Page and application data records
=== Begin Enclosure ===

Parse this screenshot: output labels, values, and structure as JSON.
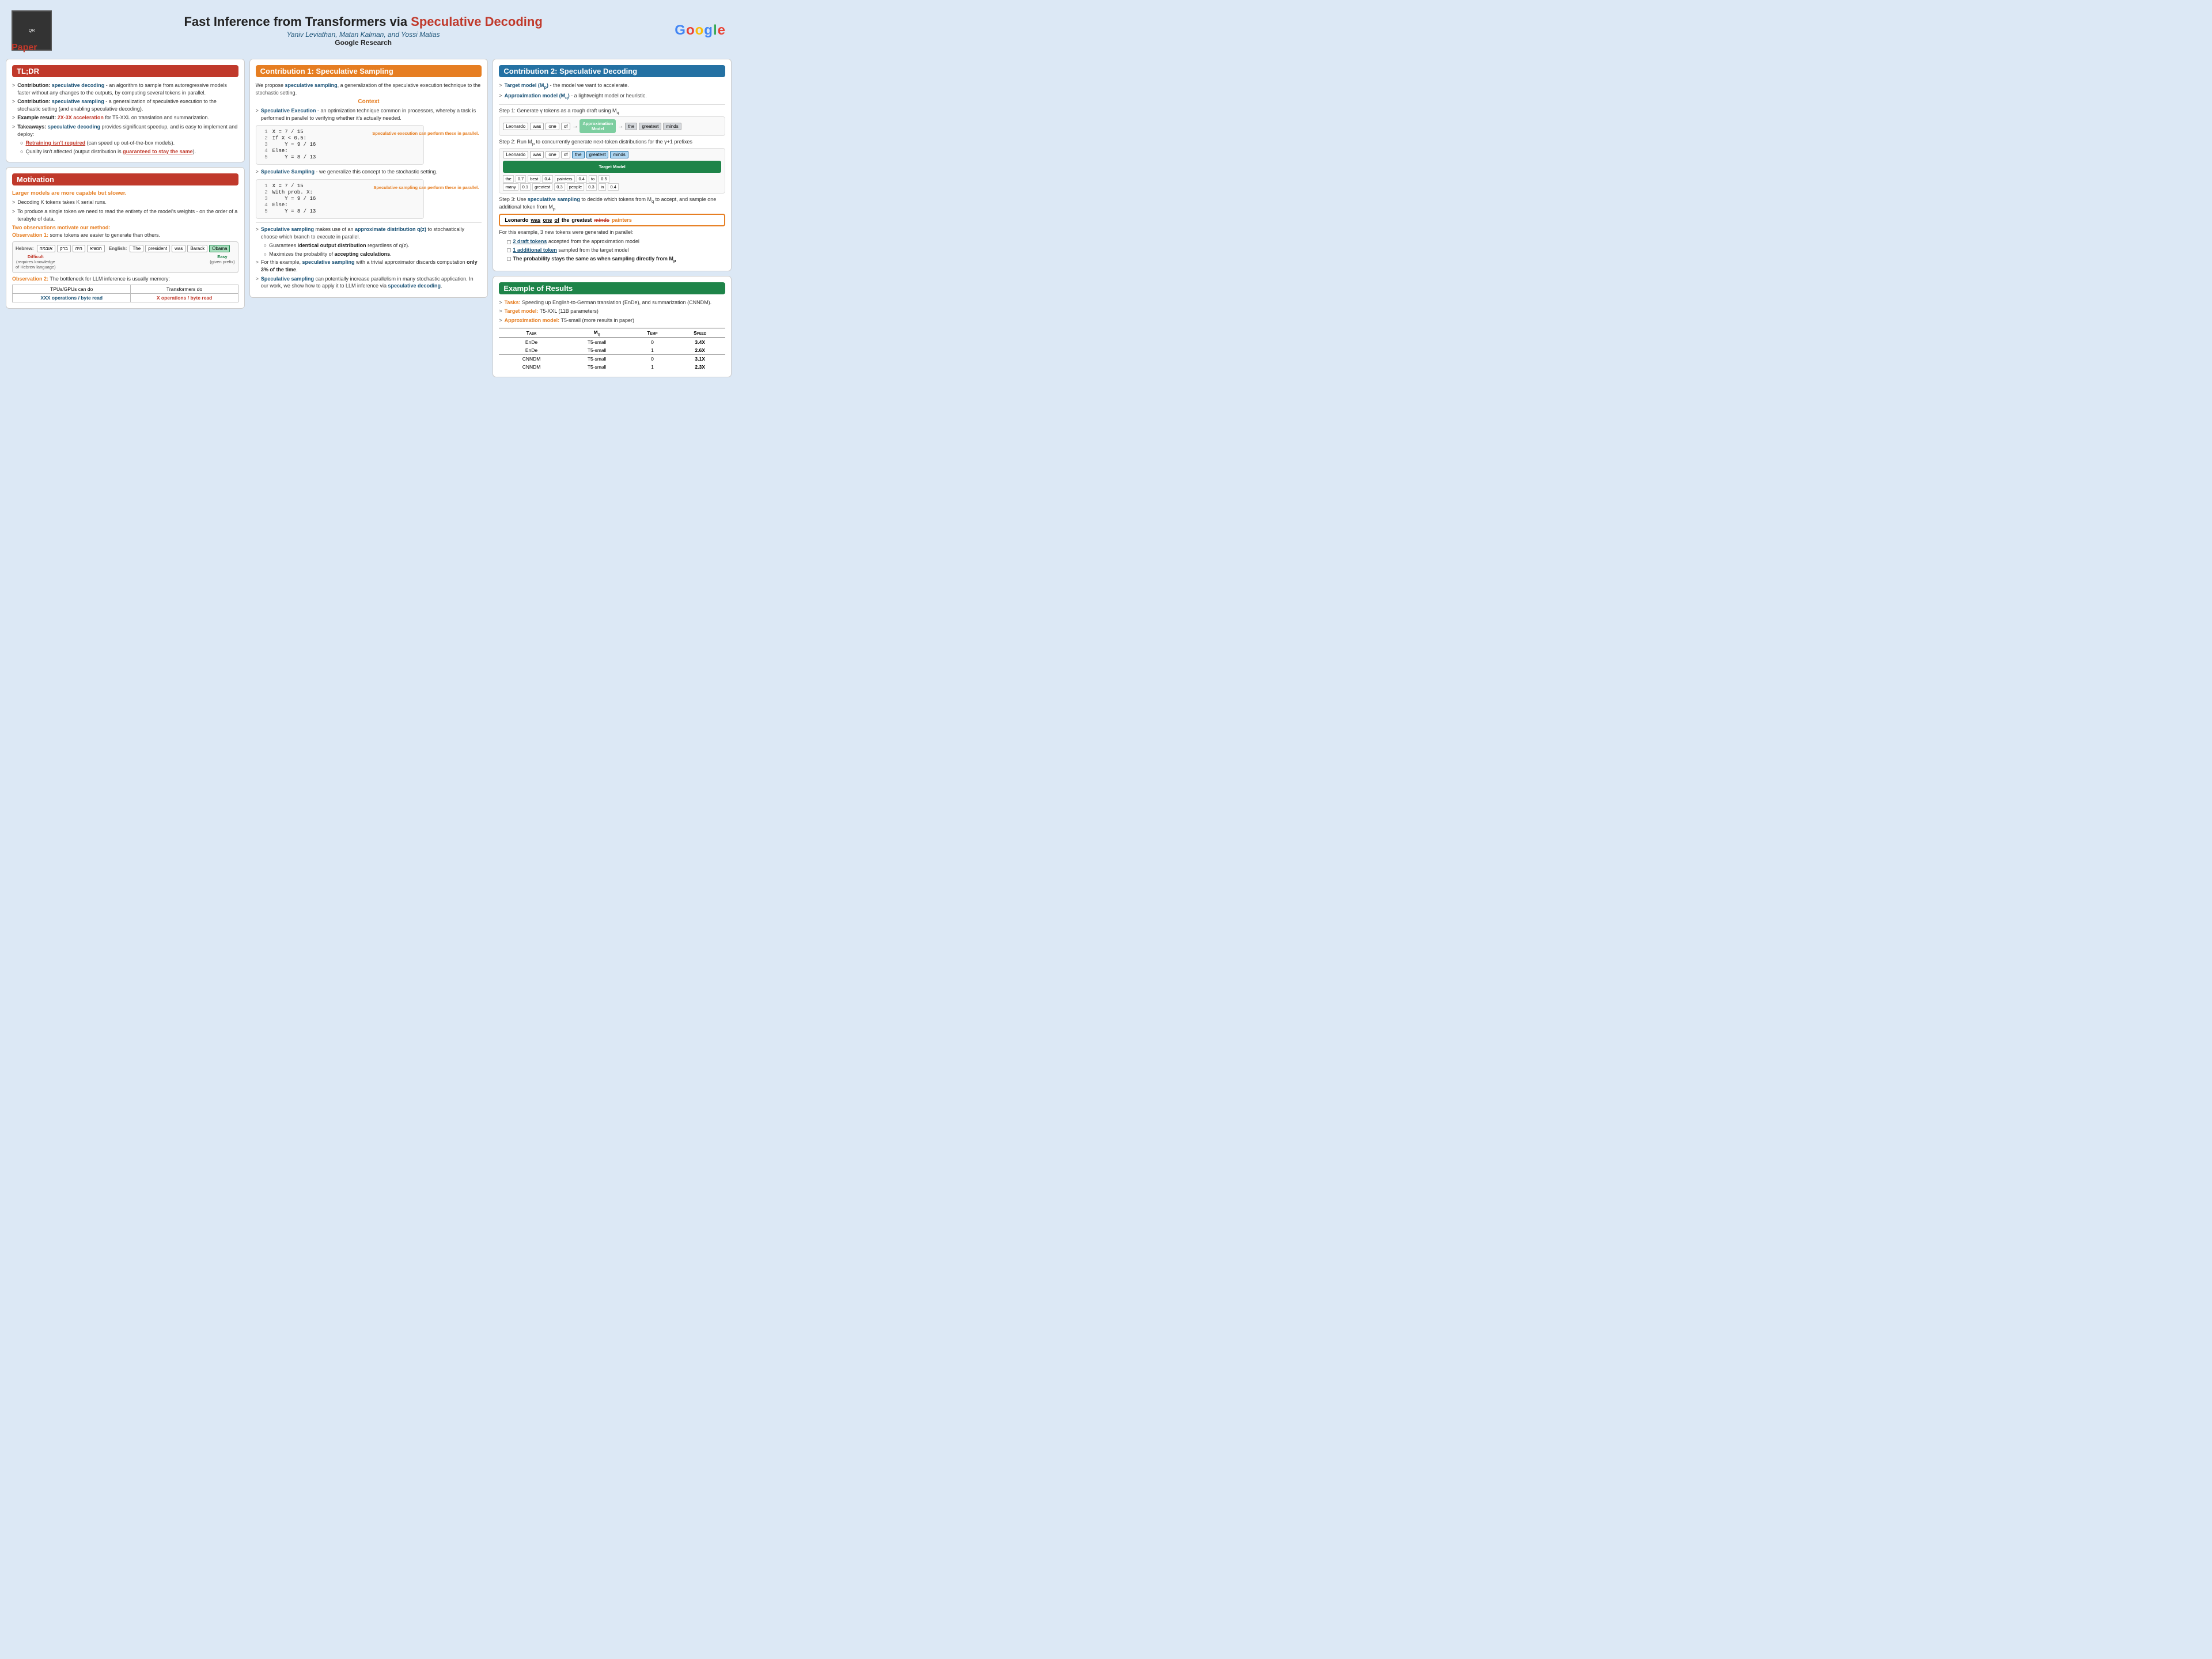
{
  "header": {
    "title_part1": "Fast Inference from Transformers via ",
    "title_part2": "Speculative Decoding",
    "authors": "Yaniv Leviathan, Matan Kalman, and Yossi Matias",
    "org": "Google Research",
    "paper_label": "Paper",
    "qr_alt": "QR code"
  },
  "tldr": {
    "header": "TL;DR",
    "bullets": [
      {
        "prefix": "Contribution: ",
        "prefix_color": "blue",
        "term": "speculative decoding",
        "rest": " - an algorithm to sample from autoregressive models faster without any changes to the outputs, by computing several tokens in parallel."
      },
      {
        "prefix": "Contribution: ",
        "prefix_color": "blue",
        "term": "speculative sampling",
        "rest": " - a generalization of speculative execution to the stochastic setting (and enabling speculative decoding)."
      },
      {
        "prefix": "Example result: ",
        "term": "2X-3X acceleration",
        "rest": " for T5-XXL on translation and summarization."
      },
      {
        "prefix": "Takeaways: ",
        "term": "speculative decoding",
        "rest": " provides significant speedup, and is easy to implement and deploy:"
      }
    ],
    "sub_bullets": [
      "Retraining isn't required (can speed up out-of-the-box models).",
      "Quality isn't affected (output distribution is guaranteed to stay the same)."
    ]
  },
  "motivation": {
    "header": "Motivation",
    "title": "Larger models are more capable but slower.",
    "bullets": [
      "Decoding K tokens takes K serial runs.",
      "To produce a single token we need to read the entirety of the model's weights - on the order of a terabyte of data."
    ],
    "obs_title": "Two observations motivate our method:",
    "obs1_label": "Observation 1:",
    "obs1_text": " some tokens are easier to generate than others.",
    "obs2_label": "Observation 2:",
    "obs2_text": " The bottleneck for LLM inference is usually memory:",
    "hebrew_label": "Hebrew:",
    "hebrew_tokens": [
      "אובמה",
      "ברק",
      "היה",
      "הנשיא"
    ],
    "english_label": "English:",
    "english_tokens": [
      "The",
      "president",
      "was",
      "Barack",
      "Obama"
    ],
    "difficult_label": "Difficult",
    "difficult_sub": "(requires knowledge of Hebrew language)",
    "easy_label": "Easy",
    "easy_sub": "(given prefix)",
    "table_col1": "TPUs/GPUs can do",
    "table_col2": "Transformers do",
    "table_r1c1": "XXX operations / byte read",
    "table_r1c2": "X operations / byte read"
  },
  "contribution1": {
    "header": "Contribution 1: Speculative Sampling",
    "intro": "We propose speculative sampling, a generalization of the speculative execution technique to the stochastic setting.",
    "intro_term": "speculative sampling",
    "context_label": "Context",
    "spec_exec_label": "Speculative Execution",
    "spec_exec_text": " - an optimization technique common in processors, whereby a task is performed in parallel to verifying whether it's actually needed.",
    "code1_lines": [
      {
        "num": "1",
        "text": "X = 7 / 15"
      },
      {
        "num": "2",
        "text": "If X < 0.5:"
      },
      {
        "num": "3",
        "text": "    Y = 9 / 16"
      },
      {
        "num": "4",
        "text": "Else:"
      },
      {
        "num": "5",
        "text": "    Y = 8 / 13"
      }
    ],
    "bracket1_label": "Speculative execution can perform these in parallel.",
    "spec_samp_label": "Speculative Sampling",
    "spec_samp_text": " - we generalize this concept to the stochastic setting.",
    "code2_lines": [
      {
        "num": "1",
        "text": "X = 7 / 15"
      },
      {
        "num": "2",
        "text": "With prob. X:"
      },
      {
        "num": "3",
        "text": "    Y = 9 / 16"
      },
      {
        "num": "4",
        "text": "Else:"
      },
      {
        "num": "5",
        "text": "    Y = 8 / 13"
      }
    ],
    "bracket2_label": "Speculative sampling can perform these in parallel.",
    "bullets_after": [
      {
        "term": "Speculative sampling",
        "rest": " makes use of an ",
        "term2": "approximate distribution q(z)",
        "rest2": " to stochastically choose which branch to execute in parallel."
      },
      {
        "sub1": "Guarantees ",
        "sub1_bold": "identical output distribution",
        "sub1_rest": " regardless of q(z).",
        "sub2": "Maximizes the probability of ",
        "sub2_bold": "accepting calculations",
        "sub2_rest": "."
      },
      {
        "term": "",
        "rest": "For this example, ",
        "term2": "speculative sampling",
        "rest2": " with a trivial approximator discards computation ",
        "bold_part": "only 3% of the time",
        "rest3": "."
      },
      {
        "term": "Speculative sampling",
        "rest": " can potentially increase parallelism in many stochastic application. In our work, we show how to apply it to LLM inference via ",
        "term2": "speculative decoding",
        "rest2": "."
      }
    ]
  },
  "contribution2": {
    "header": "Contribution 2: Speculative Decoding",
    "target_model": "Target model (Mp)",
    "target_model_desc": " - the model we want to accelerate.",
    "approx_model": "Approximation model (Mq)",
    "approx_model_desc": " - a lightweight model or heuristic.",
    "step1": "Step 1: Generate γ tokens as a rough draft using M",
    "step1_sub": "q",
    "step1_tokens": [
      "Leonardo",
      "was",
      "one",
      "of"
    ],
    "approx_model_box": "Approximation Model",
    "step1_output": [
      "the",
      "greatest",
      "minds"
    ],
    "step2": "Step 2: Run M",
    "step2_sub": "p",
    "step2_rest": " to concurrently generate next-token distributions for the γ+1 prefixes",
    "step2_top_tokens": [
      "Leonardo",
      "was",
      "one",
      "of",
      "the",
      "greatest",
      "minds"
    ],
    "target_model_box": "Target Model",
    "prob_rows": [
      [
        "the",
        "0.7",
        "best",
        "0.4",
        "painters",
        "0.4",
        "to",
        "0.5"
      ],
      [
        "many",
        "0.1",
        "greatest",
        "0.3",
        "people",
        "0.3",
        "in",
        "0.4"
      ]
    ],
    "step3": "Step 3: Use ",
    "step3_term": "speculative sampling",
    "step3_rest": " to decide which tokens from M",
    "step3_sub": "q",
    "step3_rest2": " to accept, and sample one additional token from M",
    "step3_sub2": "p",
    "result_tokens": [
      "Leonardo",
      "was",
      "one",
      "of",
      "the",
      "greatest",
      "minds",
      "painters"
    ],
    "result_colors": [
      "normal",
      "underline",
      "underline",
      "underline",
      "normal",
      "normal",
      "strikethrough",
      "orange"
    ],
    "for_example_text": "For this example, 3 new tokens were generated in parallel:",
    "example_bullets": [
      {
        "sq": true,
        "bold": "2 draft tokens",
        "rest": " accepted from the approximation model"
      },
      {
        "sq": true,
        "bold": "1 additional token",
        "rest": " sampled from the target model"
      },
      {
        "sq": true,
        "bold": "The probability stays the same as when sampling directly from M",
        "sub": "p"
      }
    ]
  },
  "results": {
    "header": "Example of Results",
    "bullets": [
      {
        "label": "Tasks:",
        "rest": " Speeding up English-to-German translation (EnDe), and summarization (CNNDM)."
      },
      {
        "label": "Target model:",
        "rest": " T5-XXL (11B parameters)"
      },
      {
        "label": "Approximation model:",
        "rest": " T5-small (more results in paper)"
      }
    ],
    "table_headers": [
      "Task",
      "Mq",
      "Temp",
      "Speed"
    ],
    "table_rows": [
      {
        "task": "EnDe",
        "mq": "T5-Small",
        "temp": "0",
        "speed": "3.4X",
        "border_top": false
      },
      {
        "task": "EnDe",
        "mq": "T5-Small",
        "temp": "1",
        "speed": "2.6X",
        "border_top": false
      },
      {
        "task": "CNNDM",
        "mq": "T5-Small",
        "temp": "0",
        "speed": "3.1X",
        "border_top": true
      },
      {
        "task": "CNNDM",
        "mq": "T5-Small",
        "temp": "1",
        "speed": "2.3X",
        "border_top": false
      }
    ]
  }
}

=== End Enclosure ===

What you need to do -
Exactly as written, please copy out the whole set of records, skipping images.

Written response -
Parse this screenshot: output labels, values, and structure as JSON.
{
  "header": {
    "title_part1": "Fast Inference from Transformers via ",
    "title_part2": "Speculative Decoding",
    "authors": "Yaniv Leviathan, Matan Kalman, and Yossi Matias",
    "org": "Google Research",
    "paper_label": "Paper",
    "qr_alt": "QR code"
  },
  "tldr": {
    "header": "TL;DR",
    "bullets": [
      {
        "prefix": "Contribution: ",
        "prefix_color": "blue",
        "term": "speculative decoding",
        "rest": " - an algorithm to sample from autoregressive models faster without any changes to the outputs, by computing several tokens in parallel."
      },
      {
        "prefix": "Contribution: ",
        "prefix_color": "blue",
        "term": "speculative sampling",
        "rest": " - a generalization of speculative execution to the stochastic setting (and enabling speculative decoding)."
      },
      {
        "prefix": "Example result: ",
        "term": "2X-3X acceleration",
        "rest": " for T5-XXL on translation and summarization."
      },
      {
        "prefix": "Takeaways: ",
        "term": "speculative decoding",
        "rest": " provides significant speedup, and is easy to implement and deploy:"
      }
    ],
    "sub_bullets": [
      "Retraining isn't required (can speed up out-of-the-box models).",
      "Quality isn't affected (output distribution is guaranteed to stay the same)."
    ]
  },
  "motivation": {
    "header": "Motivation",
    "title": "Larger models are more capable but slower.",
    "bullets": [
      "Decoding K tokens takes K serial runs.",
      "To produce a single token we need to read the entirety of the model's weights - on the order of a terabyte of data."
    ],
    "obs_title": "Two observations motivate our method:",
    "obs1_label": "Observation 1:",
    "obs1_text": " some tokens are easier to generate than others.",
    "obs2_label": "Observation 2:",
    "obs2_text": " The bottleneck for LLM inference is usually memory:",
    "hebrew_label": "Hebrew:",
    "hebrew_tokens": [
      "אובמה",
      "ברק",
      "היה",
      "הנשיא"
    ],
    "english_label": "English:",
    "english_tokens": [
      "The",
      "president",
      "was",
      "Barack",
      "Obama"
    ],
    "difficult_label": "Difficult",
    "difficult_sub": "(requires knowledge of Hebrew language)",
    "easy_label": "Easy",
    "easy_sub": "(given prefix)",
    "table_col1": "TPUs/GPUs can do",
    "table_col2": "Transformers do",
    "table_r1c1": "XXX operations / byte read",
    "table_r1c2": "X operations / byte read"
  },
  "contribution1": {
    "header": "Contribution 1: Speculative Sampling",
    "intro": "We propose speculative sampling, a generalization of the speculative execution technique to the stochastic setting.",
    "intro_term": "speculative sampling",
    "context_label": "Context",
    "spec_exec_label": "Speculative Execution",
    "spec_exec_text": " - an optimization technique common in processors, whereby a task is performed in parallel to verifying whether it's actually needed.",
    "code1_lines": [
      {
        "num": "1",
        "text": "X = 7 / 15"
      },
      {
        "num": "2",
        "text": "If X < 0.5:"
      },
      {
        "num": "3",
        "text": "    Y = 9 / 16"
      },
      {
        "num": "4",
        "text": "Else:"
      },
      {
        "num": "5",
        "text": "    Y = 8 / 13"
      }
    ],
    "bracket1_label": "Speculative execution can perform these in parallel.",
    "spec_samp_label": "Speculative Sampling",
    "spec_samp_text": " - we generalize this concept to the stochastic setting.",
    "code2_lines": [
      {
        "num": "1",
        "text": "X = 7 / 15"
      },
      {
        "num": "2",
        "text": "With prob. X:"
      },
      {
        "num": "3",
        "text": "    Y = 9 / 16"
      },
      {
        "num": "4",
        "text": "Else:"
      },
      {
        "num": "5",
        "text": "    Y = 8 / 13"
      }
    ],
    "bracket2_label": "Speculative sampling can perform these in parallel.",
    "bullets_after": [
      {
        "term": "Speculative sampling",
        "rest": " makes use of an ",
        "term2": "approximate distribution q(z)",
        "rest2": " to stochastically choose which branch to execute in parallel."
      },
      {
        "sub1": "Guarantees ",
        "sub1_bold": "identical output distribution",
        "sub1_rest": " regardless of q(z).",
        "sub2": "Maximizes the probability of ",
        "sub2_bold": "accepting calculations",
        "sub2_rest": "."
      },
      {
        "term": "",
        "rest": "For this example, ",
        "term2": "speculative sampling",
        "rest2": " with a trivial approximator discards computation ",
        "bold_part": "only 3% of the time",
        "rest3": "."
      },
      {
        "term": "Speculative sampling",
        "rest": " can potentially increase parallelism in many stochastic application. In our work, we show how to apply it to LLM inference via ",
        "term2": "speculative decoding",
        "rest2": "."
      }
    ]
  },
  "contribution2": {
    "header": "Contribution 2: Speculative Decoding",
    "target_model": "Target model (Mp)",
    "target_model_desc": " - the model we want to accelerate.",
    "approx_model": "Approximation model (Mq)",
    "approx_model_desc": " - a lightweight model or heuristic.",
    "step1": "Step 1: Generate γ tokens as a rough draft using M",
    "step1_sub": "q",
    "step1_tokens": [
      "Leonardo",
      "was",
      "one",
      "of"
    ],
    "approx_model_box": "Approximation Model",
    "step1_output": [
      "the",
      "greatest",
      "minds"
    ],
    "step2": "Step 2: Run M",
    "step2_sub": "p",
    "step2_rest": " to concurrently generate next-token distributions for the γ+1 prefixes",
    "step2_top_tokens": [
      "Leonardo",
      "was",
      "one",
      "of",
      "the",
      "greatest",
      "minds"
    ],
    "target_model_box": "Target Model",
    "prob_rows": [
      [
        "the",
        "0.7",
        "best",
        "0.4",
        "painters",
        "0.4",
        "to",
        "0.5"
      ],
      [
        "many",
        "0.1",
        "greatest",
        "0.3",
        "people",
        "0.3",
        "in",
        "0.4"
      ]
    ],
    "step3": "Step 3: Use ",
    "step3_term": "speculative sampling",
    "step3_rest": " to decide which tokens from M",
    "step3_sub": "q",
    "step3_rest2": " to accept, and sample one additional token from M",
    "step3_sub2": "p",
    "result_tokens": [
      "Leonardo",
      "was",
      "one",
      "of",
      "the",
      "greatest",
      "minds",
      "painters"
    ],
    "result_colors": [
      "normal",
      "underline",
      "underline",
      "underline",
      "normal",
      "normal",
      "strikethrough",
      "orange"
    ],
    "for_example_text": "For this example, 3 new tokens were generated in parallel:",
    "example_bullets": [
      {
        "sq": true,
        "bold": "2 draft tokens",
        "rest": " accepted from the approximation model"
      },
      {
        "sq": true,
        "bold": "1 additional token",
        "rest": " sampled from the target model"
      },
      {
        "sq": true,
        "bold": "The probability stays the same as when sampling directly from M",
        "sub": "p"
      }
    ]
  },
  "results": {
    "header": "Example of Results",
    "bullets": [
      {
        "label": "Tasks:",
        "rest": " Speeding up English-to-German translation (EnDe), and summarization (CNNDM)."
      },
      {
        "label": "Target model:",
        "rest": " T5-XXL (11B parameters)"
      },
      {
        "label": "Approximation model:",
        "rest": " T5-small (more results in paper)"
      }
    ],
    "table_headers": [
      "Task",
      "Mq",
      "Temp",
      "Speed"
    ],
    "table_rows": [
      {
        "task": "EnDe",
        "mq": "T5-Small",
        "temp": "0",
        "speed": "3.4X",
        "border_top": false
      },
      {
        "task": "EnDe",
        "mq": "T5-Small",
        "temp": "1",
        "speed": "2.6X",
        "border_top": false
      },
      {
        "task": "CNNDM",
        "mq": "T5-Small",
        "temp": "0",
        "speed": "3.1X",
        "border_top": true
      },
      {
        "task": "CNNDM",
        "mq": "T5-Small",
        "temp": "1",
        "speed": "2.3X",
        "border_top": false
      }
    ]
  }
}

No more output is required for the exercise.